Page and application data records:
■ ■ ■ ■ ■ ■ ■

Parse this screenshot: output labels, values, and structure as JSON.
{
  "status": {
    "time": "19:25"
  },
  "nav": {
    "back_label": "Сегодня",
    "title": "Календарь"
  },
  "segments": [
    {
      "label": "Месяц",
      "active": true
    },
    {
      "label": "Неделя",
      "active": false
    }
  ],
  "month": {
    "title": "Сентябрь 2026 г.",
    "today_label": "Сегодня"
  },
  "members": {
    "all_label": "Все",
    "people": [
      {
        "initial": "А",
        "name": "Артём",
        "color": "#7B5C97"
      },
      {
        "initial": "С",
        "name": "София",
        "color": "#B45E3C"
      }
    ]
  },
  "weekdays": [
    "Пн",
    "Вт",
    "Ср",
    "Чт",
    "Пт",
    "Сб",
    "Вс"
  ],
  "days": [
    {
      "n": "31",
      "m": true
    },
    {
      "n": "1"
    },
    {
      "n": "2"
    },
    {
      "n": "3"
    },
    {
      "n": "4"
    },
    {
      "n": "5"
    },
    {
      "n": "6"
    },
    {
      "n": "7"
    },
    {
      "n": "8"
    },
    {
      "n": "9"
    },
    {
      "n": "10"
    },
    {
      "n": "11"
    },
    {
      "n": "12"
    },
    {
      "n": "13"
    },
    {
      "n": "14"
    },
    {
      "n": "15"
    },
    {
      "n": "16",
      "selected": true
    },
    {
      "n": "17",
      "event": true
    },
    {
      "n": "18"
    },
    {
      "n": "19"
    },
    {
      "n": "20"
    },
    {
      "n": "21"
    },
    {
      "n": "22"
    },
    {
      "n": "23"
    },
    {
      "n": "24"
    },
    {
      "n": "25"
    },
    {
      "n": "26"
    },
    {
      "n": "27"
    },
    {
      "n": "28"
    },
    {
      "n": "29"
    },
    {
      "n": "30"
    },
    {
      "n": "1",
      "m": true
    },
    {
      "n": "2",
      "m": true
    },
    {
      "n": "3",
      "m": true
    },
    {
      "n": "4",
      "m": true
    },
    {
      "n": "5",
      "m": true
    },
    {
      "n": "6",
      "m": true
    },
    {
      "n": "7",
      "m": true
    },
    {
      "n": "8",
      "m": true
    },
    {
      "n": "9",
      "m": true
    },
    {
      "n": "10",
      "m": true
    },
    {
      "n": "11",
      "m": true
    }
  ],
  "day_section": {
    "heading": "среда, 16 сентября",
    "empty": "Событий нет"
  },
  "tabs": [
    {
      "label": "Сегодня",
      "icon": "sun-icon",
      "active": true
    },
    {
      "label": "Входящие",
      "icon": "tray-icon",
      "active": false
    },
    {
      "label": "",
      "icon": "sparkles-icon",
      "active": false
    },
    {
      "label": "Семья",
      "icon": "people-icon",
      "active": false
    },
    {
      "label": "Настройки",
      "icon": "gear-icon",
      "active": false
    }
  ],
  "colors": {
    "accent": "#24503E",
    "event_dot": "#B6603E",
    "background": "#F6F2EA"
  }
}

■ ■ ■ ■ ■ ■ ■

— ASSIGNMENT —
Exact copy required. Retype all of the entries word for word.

— RESPONSE TO THIS TASK —
Parse this screenshot: output labels, values, and structure as JSON.
{
  "status": {
    "time": "19:25"
  },
  "nav": {
    "back_label": "Сегодня",
    "title": "Календарь"
  },
  "segments": [
    {
      "label": "Месяц",
      "active": true
    },
    {
      "label": "Неделя",
      "active": false
    }
  ],
  "month": {
    "title": "Сентябрь 2026 г.",
    "today_label": "Сегодня"
  },
  "members": {
    "all_label": "Все",
    "people": [
      {
        "initial": "А",
        "name": "Артём",
        "color": "#7B5C97"
      },
      {
        "initial": "С",
        "name": "София",
        "color": "#B45E3C"
      }
    ]
  },
  "weekdays": [
    "Пн",
    "Вт",
    "Ср",
    "Чт",
    "Пт",
    "Сб",
    "Вс"
  ],
  "days": [
    {
      "n": "31",
      "m": true
    },
    {
      "n": "1"
    },
    {
      "n": "2"
    },
    {
      "n": "3"
    },
    {
      "n": "4"
    },
    {
      "n": "5"
    },
    {
      "n": "6"
    },
    {
      "n": "7"
    },
    {
      "n": "8"
    },
    {
      "n": "9"
    },
    {
      "n": "10"
    },
    {
      "n": "11"
    },
    {
      "n": "12"
    },
    {
      "n": "13"
    },
    {
      "n": "14"
    },
    {
      "n": "15"
    },
    {
      "n": "16",
      "selected": true
    },
    {
      "n": "17",
      "event": true
    },
    {
      "n": "18"
    },
    {
      "n": "19"
    },
    {
      "n": "20"
    },
    {
      "n": "21"
    },
    {
      "n": "22"
    },
    {
      "n": "23"
    },
    {
      "n": "24"
    },
    {
      "n": "25"
    },
    {
      "n": "26"
    },
    {
      "n": "27"
    },
    {
      "n": "28"
    },
    {
      "n": "29"
    },
    {
      "n": "30"
    },
    {
      "n": "1",
      "m": true
    },
    {
      "n": "2",
      "m": true
    },
    {
      "n": "3",
      "m": true
    },
    {
      "n": "4",
      "m": true
    },
    {
      "n": "5",
      "m": true
    },
    {
      "n": "6",
      "m": true
    },
    {
      "n": "7",
      "m": true
    },
    {
      "n": "8",
      "m": true
    },
    {
      "n": "9",
      "m": true
    },
    {
      "n": "10",
      "m": true
    },
    {
      "n": "11",
      "m": true
    }
  ],
  "day_section": {
    "heading": "среда, 16 сентября",
    "empty": "Событий нет"
  },
  "tabs": [
    {
      "label": "Сегодня",
      "icon": "sun-icon",
      "active": true
    },
    {
      "label": "Входящие",
      "icon": "tray-icon",
      "active": false
    },
    {
      "label": "",
      "icon": "sparkles-icon",
      "active": false
    },
    {
      "label": "Семья",
      "icon": "people-icon",
      "active": false
    },
    {
      "label": "Настройки",
      "icon": "gear-icon",
      "active": false
    }
  ],
  "colors": {
    "accent": "#24503E",
    "event_dot": "#B6603E",
    "background": "#F6F2EA"
  }
}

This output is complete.